I will be honest with you: Despite posting the odd recipe on my blog, I’m not one of life’s chefs. I’m not a foodie. Cooking is not something I enjoy. Pre-children, I rarely bothered – working in the media, I ate in gorgeous restaurants five nights out of seven, then flopped gratefully on the sofa with beans on toast or pasta the other two.
It’s only since having children that I’ve had to force myself to learn how to combine healthy ingredients into dishes that would nourish the little angels without causing them to a) gag b) get food poisoning or c) throw the food back at me.
It’s been a challenge, I can tell you.

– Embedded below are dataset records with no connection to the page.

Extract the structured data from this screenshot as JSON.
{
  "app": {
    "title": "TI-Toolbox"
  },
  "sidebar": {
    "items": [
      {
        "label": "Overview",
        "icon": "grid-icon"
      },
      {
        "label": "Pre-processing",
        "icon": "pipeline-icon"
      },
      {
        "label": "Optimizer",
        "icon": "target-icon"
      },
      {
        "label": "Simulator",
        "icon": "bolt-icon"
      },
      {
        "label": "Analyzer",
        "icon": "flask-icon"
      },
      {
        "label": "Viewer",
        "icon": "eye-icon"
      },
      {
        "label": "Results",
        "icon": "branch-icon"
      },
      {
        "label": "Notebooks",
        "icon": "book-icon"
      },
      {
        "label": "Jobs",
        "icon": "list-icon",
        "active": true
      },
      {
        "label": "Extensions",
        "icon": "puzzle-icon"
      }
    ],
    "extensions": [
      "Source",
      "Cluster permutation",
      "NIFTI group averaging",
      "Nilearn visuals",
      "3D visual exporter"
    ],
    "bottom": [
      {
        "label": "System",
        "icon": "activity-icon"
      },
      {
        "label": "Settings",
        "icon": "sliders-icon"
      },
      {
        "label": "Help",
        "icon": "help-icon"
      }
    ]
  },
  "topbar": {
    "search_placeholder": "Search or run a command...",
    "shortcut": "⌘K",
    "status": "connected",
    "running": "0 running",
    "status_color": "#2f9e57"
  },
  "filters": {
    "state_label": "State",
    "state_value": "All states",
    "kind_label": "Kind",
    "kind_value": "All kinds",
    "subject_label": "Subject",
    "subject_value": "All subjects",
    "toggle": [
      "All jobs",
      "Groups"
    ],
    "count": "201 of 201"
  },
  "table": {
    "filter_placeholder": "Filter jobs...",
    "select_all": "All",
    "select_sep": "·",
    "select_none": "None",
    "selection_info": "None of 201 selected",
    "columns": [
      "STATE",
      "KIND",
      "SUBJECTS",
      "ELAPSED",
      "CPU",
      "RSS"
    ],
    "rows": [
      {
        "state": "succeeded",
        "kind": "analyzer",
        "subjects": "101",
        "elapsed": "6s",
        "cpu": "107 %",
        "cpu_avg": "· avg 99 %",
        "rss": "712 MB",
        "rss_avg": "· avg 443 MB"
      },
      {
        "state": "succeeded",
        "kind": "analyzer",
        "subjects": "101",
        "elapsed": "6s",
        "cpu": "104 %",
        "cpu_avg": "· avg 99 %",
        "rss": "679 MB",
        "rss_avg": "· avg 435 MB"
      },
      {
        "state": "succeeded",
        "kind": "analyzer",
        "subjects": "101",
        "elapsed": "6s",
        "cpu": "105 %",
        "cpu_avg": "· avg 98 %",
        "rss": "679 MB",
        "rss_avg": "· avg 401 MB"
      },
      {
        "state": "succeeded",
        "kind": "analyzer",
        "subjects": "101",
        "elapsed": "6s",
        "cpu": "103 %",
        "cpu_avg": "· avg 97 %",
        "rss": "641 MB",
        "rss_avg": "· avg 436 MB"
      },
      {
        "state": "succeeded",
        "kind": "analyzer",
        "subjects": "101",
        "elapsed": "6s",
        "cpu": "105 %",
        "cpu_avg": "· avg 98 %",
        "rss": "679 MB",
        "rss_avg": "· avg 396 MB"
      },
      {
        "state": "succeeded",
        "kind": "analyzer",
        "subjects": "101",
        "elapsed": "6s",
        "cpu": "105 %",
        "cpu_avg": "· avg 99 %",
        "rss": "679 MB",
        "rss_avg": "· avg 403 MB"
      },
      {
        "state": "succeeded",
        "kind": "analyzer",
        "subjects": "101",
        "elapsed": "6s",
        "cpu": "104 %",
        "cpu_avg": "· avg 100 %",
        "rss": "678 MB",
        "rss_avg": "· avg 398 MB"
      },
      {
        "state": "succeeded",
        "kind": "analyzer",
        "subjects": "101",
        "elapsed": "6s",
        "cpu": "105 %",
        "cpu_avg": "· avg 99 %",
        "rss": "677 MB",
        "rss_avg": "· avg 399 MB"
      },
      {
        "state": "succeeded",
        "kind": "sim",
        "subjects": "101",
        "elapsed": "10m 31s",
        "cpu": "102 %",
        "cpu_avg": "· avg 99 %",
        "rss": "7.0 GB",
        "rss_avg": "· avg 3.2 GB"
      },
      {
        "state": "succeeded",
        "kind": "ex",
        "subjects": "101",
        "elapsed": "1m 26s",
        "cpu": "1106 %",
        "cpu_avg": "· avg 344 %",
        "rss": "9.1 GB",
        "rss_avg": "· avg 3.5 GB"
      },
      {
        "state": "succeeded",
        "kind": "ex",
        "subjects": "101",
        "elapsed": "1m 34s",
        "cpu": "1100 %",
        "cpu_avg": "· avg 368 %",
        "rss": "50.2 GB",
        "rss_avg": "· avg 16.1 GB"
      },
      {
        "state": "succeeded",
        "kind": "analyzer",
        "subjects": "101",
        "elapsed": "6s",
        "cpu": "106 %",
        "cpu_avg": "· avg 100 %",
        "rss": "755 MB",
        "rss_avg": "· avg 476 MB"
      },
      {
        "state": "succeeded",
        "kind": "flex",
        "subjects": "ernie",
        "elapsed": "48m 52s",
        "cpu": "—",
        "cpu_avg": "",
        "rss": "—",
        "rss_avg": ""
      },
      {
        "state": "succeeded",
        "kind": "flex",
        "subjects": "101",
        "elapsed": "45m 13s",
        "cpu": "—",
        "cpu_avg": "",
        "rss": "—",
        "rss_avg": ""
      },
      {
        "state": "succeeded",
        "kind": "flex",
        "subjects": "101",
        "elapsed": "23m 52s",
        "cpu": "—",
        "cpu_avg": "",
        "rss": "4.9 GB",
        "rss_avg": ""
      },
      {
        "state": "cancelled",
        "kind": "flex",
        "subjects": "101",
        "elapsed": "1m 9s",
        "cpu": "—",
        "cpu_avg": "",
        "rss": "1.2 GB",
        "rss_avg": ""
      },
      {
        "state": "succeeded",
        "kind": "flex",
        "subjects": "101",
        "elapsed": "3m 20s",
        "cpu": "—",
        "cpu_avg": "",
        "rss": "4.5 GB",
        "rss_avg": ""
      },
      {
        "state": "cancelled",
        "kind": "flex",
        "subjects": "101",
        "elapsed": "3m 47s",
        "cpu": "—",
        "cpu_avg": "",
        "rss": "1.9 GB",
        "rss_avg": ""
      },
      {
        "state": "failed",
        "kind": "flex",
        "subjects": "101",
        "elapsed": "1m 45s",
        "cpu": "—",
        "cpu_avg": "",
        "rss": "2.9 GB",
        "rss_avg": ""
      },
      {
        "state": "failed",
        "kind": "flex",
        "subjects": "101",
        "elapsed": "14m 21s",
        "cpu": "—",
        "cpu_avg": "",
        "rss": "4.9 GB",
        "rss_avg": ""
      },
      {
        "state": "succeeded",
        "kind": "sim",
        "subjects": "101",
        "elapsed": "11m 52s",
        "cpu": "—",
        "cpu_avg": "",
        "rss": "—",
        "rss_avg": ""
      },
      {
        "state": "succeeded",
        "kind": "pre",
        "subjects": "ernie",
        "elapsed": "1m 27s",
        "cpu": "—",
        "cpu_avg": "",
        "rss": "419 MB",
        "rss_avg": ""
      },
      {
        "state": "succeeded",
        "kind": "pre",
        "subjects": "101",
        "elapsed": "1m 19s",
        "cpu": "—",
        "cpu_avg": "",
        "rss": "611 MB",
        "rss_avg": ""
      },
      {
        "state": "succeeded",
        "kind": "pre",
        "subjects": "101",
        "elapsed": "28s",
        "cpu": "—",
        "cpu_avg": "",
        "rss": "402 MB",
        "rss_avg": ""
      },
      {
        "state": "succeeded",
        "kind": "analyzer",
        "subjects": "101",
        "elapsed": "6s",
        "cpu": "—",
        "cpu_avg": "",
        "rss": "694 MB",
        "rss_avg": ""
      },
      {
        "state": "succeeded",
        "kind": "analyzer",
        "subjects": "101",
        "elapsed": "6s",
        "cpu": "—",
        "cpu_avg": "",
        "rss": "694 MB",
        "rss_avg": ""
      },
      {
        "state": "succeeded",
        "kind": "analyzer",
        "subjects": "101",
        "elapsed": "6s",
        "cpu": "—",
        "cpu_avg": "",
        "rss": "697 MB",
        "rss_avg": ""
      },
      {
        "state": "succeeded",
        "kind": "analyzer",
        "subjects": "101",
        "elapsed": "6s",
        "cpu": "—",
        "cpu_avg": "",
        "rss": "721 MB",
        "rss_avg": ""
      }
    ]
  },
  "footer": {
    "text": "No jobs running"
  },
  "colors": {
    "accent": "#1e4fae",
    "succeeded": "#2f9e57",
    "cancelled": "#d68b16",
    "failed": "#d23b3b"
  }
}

But now I have a little repertoire of dishes that everyone in the family likes; dishes that meet my requirements for healthy eating and that are relatively quick and easy to make. The problem is, as I sit down on Saturday to write out the week’s menu, I get into a rut. It feels like Groundhog Day. We have:
Sunday – Grilled salmon (kids only – DH and I hate salmon).
Monday – Some sort of vegetarian curry or dhal with rice or chapattis.
Tuesday – Some sort of pasta dish (lasagne, spag bol, tuna pasta).
Wednesday – Some sort of baked dish (shepherd’s pie, moussaka, veggie bake).
Thursday – Homemade salmon fishcakes or chicken strips for the children; something from the freezer for the adults.
Friday and Saturday I don’t cook. We might eat out, order NKD Pizza or scavenge in the larder.
I’m desperate to increase my repertoire so, now and then, I flick through recipe sites and print out new ideas. But out of every five new recipes that I try, maybe only one will meet with approval from the entire family, so it’s a pretty soul-destroying task.
This week, I thought I’d found a winner. It was a “Zingy vegetable bake” touted as “a mix of healthy, vitamin-rich vegetables covered with creamy cheese sauce with a golden, crunchy, cheesy topping – yum!” It was “favourited” by 25 cooks and even had crushed chillies in it – DH’s requisite ingredient.
As I wrote the shopping list, I decided to share the joy with DH.
“You’re getting this on Wednesday,” I said, shoving the iPad under his nose.
“It looks like vomit,” he said [fair point, I must add, on closer inspection].
“But it’s a ‘mix of healthy, vitamin-rich vegetables covered with creamy cheese sauce with a golden, crunchy, cheesy topping’!” I said enthusiastically. “I’ll do it with a salad!”
“Oh my,” he said, deadpan. “Yum.”